> **DESCRIPTION OF THE TASK**
Give the number of lines that contain "JSON" in the listing, and write nothing else.

> **INPUT**
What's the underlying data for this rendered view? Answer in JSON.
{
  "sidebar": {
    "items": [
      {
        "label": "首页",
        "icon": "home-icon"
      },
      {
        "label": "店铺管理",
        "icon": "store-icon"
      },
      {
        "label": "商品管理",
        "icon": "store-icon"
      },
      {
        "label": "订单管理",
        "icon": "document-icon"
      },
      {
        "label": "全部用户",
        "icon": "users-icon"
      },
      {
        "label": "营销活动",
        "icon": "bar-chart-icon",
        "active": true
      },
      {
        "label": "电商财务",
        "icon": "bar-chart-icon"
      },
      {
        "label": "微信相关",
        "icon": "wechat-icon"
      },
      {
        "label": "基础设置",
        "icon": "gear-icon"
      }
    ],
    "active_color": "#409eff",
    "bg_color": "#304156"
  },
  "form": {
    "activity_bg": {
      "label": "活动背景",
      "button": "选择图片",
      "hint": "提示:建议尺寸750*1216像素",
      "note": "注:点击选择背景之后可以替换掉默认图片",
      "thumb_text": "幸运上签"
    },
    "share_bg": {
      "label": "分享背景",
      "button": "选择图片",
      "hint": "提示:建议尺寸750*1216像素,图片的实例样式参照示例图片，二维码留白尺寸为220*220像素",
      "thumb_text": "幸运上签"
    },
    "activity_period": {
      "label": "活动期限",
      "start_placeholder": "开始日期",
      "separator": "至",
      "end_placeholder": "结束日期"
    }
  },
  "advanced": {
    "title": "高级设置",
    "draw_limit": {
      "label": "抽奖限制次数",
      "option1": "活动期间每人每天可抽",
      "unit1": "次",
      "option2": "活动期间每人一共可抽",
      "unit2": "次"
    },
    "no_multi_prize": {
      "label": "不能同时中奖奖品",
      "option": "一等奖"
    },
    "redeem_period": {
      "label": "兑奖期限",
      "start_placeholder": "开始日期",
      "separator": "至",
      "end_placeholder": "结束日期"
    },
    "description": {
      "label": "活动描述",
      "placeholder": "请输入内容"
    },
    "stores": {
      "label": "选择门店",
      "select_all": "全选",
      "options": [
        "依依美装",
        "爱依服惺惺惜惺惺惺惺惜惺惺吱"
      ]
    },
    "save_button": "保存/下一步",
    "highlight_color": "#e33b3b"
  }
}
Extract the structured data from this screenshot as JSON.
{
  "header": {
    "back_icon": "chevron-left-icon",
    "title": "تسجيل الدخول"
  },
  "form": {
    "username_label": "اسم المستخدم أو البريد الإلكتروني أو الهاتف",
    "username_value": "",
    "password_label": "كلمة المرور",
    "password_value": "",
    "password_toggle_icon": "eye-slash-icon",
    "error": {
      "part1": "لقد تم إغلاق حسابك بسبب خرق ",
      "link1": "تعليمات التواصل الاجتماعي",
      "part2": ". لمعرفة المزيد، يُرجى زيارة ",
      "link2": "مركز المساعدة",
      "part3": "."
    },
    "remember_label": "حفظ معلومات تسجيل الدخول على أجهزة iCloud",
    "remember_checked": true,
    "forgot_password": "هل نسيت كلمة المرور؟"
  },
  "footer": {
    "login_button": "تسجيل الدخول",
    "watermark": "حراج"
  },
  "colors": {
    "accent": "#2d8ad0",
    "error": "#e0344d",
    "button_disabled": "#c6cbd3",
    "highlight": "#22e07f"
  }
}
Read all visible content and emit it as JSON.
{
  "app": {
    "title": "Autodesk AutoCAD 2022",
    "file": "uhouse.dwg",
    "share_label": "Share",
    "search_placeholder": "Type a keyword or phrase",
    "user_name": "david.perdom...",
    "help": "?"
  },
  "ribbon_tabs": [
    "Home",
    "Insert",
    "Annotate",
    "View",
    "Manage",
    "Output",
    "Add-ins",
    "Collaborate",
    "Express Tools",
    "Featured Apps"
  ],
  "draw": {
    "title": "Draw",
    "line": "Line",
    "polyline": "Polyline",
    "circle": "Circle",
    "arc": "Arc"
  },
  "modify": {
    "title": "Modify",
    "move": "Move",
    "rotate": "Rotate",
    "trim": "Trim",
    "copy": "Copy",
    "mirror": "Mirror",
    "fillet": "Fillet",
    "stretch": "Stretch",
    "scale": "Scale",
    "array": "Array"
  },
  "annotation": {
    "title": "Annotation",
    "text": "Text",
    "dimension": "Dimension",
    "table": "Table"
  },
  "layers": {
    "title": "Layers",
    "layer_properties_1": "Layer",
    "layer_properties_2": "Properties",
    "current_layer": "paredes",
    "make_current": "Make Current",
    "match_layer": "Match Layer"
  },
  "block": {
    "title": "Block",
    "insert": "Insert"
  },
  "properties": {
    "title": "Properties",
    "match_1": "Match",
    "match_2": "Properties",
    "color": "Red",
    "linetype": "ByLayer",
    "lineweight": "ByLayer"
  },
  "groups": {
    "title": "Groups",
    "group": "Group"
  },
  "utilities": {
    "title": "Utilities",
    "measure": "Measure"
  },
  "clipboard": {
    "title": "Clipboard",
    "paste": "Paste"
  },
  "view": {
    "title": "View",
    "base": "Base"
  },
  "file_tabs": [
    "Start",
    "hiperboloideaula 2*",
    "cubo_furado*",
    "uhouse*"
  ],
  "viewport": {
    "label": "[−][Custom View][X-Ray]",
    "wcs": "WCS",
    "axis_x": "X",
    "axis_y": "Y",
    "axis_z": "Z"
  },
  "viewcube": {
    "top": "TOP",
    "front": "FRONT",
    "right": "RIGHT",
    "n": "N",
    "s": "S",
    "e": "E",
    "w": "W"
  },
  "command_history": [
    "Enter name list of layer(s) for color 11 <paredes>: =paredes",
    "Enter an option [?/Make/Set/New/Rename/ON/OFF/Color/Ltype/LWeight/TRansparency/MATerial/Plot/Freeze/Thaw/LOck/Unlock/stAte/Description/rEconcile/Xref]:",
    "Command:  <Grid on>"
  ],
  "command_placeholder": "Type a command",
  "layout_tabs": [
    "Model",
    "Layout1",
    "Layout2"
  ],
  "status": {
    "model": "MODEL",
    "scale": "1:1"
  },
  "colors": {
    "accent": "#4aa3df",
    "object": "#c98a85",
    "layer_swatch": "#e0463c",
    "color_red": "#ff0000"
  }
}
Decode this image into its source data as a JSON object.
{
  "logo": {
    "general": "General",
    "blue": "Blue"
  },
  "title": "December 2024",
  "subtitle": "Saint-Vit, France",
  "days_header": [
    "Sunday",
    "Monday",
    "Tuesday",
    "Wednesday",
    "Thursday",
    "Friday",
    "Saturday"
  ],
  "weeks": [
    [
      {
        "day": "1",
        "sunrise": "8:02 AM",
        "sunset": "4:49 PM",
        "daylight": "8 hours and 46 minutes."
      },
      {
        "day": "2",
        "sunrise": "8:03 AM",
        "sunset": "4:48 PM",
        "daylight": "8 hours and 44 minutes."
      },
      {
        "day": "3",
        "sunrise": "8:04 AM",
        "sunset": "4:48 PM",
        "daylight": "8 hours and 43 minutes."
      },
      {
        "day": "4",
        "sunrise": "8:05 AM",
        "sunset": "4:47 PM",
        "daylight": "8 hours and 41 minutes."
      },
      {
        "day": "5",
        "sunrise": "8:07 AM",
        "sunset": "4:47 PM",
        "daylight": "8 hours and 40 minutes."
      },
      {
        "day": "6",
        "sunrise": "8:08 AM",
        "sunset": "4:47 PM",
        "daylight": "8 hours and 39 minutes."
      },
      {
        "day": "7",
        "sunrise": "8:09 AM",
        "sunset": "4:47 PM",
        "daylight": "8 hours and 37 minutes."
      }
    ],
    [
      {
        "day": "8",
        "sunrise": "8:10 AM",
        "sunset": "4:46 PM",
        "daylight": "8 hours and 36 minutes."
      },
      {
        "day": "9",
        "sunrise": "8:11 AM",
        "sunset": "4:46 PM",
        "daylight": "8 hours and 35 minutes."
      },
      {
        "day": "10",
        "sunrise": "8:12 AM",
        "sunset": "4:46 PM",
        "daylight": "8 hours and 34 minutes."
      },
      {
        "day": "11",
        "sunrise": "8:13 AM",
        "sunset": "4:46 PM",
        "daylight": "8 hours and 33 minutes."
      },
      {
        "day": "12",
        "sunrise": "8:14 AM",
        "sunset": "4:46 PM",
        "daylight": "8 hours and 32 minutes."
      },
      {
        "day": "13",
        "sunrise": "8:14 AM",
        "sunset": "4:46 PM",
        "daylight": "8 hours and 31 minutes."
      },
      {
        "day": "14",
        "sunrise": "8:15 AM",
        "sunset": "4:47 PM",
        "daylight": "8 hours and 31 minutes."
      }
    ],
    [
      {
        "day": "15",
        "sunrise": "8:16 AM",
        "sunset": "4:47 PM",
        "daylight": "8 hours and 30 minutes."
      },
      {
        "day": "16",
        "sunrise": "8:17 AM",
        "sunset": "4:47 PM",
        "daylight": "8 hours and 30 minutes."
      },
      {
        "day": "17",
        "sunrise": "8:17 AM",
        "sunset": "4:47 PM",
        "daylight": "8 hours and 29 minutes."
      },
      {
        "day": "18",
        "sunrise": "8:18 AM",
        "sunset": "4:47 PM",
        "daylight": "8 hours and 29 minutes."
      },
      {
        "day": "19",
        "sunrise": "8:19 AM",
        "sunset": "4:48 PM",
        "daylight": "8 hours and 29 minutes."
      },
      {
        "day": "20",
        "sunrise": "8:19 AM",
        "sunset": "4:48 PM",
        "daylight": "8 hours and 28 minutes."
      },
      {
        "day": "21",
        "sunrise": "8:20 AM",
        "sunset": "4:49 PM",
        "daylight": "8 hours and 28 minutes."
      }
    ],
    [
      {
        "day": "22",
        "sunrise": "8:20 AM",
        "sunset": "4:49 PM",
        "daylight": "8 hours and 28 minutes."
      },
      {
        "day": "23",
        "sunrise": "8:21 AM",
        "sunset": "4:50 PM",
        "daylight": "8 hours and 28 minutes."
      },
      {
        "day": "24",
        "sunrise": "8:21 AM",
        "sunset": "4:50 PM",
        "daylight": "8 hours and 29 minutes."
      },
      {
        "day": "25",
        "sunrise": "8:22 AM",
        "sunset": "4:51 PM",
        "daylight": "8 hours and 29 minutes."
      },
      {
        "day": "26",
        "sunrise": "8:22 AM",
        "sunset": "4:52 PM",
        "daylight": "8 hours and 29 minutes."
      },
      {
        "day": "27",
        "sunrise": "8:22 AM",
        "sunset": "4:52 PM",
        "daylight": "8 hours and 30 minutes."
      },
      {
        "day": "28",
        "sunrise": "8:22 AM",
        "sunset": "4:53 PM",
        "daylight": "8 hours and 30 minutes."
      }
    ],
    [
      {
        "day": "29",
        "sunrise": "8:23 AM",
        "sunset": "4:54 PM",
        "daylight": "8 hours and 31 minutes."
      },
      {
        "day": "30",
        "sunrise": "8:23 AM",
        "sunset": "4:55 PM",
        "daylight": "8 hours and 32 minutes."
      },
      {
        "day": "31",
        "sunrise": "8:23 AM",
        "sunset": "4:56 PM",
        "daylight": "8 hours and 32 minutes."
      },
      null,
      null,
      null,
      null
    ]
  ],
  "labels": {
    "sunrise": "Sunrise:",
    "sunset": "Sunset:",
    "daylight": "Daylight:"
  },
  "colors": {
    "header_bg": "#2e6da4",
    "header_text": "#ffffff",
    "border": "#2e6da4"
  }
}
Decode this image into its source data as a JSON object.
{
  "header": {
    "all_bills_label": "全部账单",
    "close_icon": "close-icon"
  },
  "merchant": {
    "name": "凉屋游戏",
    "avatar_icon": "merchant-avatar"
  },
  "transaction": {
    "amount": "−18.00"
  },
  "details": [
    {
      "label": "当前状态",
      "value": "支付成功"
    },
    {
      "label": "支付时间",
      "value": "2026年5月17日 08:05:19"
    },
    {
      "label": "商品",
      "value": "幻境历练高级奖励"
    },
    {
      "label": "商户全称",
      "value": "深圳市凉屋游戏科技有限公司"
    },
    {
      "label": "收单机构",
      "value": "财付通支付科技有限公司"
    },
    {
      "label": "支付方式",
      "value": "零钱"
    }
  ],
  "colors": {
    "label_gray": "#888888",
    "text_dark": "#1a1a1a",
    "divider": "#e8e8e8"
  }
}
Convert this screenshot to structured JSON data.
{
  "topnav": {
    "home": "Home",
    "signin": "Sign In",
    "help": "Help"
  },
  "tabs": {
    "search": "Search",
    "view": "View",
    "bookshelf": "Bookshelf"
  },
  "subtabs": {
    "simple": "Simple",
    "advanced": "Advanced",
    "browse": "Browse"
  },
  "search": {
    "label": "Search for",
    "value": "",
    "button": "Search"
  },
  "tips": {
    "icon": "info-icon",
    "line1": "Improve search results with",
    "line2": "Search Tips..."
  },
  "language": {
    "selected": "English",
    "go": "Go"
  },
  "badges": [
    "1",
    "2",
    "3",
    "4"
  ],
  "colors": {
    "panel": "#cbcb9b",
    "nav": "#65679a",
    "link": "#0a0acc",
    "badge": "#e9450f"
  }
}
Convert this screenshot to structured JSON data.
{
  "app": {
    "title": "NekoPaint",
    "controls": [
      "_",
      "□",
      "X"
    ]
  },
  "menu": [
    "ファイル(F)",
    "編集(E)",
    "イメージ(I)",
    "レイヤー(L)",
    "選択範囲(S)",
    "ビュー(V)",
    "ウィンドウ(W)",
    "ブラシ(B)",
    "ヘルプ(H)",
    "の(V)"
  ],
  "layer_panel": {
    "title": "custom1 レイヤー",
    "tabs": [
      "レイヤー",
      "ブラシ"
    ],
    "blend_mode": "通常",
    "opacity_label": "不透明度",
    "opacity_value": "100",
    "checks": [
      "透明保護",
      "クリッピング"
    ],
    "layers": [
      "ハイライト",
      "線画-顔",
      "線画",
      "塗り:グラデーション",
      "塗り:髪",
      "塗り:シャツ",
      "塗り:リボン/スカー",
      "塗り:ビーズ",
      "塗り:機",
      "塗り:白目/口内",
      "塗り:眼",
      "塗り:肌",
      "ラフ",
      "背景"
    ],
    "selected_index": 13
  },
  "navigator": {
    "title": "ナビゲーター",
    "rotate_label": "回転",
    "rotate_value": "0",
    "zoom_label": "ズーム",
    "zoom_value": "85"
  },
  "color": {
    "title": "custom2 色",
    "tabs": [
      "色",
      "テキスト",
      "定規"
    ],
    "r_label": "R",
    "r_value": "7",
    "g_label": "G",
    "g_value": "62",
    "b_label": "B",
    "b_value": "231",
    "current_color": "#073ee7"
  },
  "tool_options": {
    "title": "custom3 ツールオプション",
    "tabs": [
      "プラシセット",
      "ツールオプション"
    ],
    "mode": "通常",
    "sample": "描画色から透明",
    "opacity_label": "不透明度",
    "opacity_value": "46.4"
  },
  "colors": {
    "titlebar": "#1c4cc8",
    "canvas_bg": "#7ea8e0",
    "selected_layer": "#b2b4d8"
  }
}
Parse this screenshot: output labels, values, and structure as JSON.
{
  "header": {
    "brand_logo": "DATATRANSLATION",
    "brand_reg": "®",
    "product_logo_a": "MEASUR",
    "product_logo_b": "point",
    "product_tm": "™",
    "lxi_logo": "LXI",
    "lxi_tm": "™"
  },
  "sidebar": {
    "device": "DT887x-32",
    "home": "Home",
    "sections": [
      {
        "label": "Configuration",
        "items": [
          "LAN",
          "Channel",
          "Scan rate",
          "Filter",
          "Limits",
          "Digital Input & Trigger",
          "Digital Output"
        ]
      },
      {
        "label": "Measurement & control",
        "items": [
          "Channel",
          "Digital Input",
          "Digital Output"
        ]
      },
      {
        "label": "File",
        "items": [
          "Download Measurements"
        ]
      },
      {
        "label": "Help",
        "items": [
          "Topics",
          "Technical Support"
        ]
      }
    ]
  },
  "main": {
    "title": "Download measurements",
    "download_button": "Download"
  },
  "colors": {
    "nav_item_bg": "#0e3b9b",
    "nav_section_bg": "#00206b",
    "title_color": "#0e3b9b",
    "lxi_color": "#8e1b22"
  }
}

> **ANSWER TO THIS PROBLEM**
8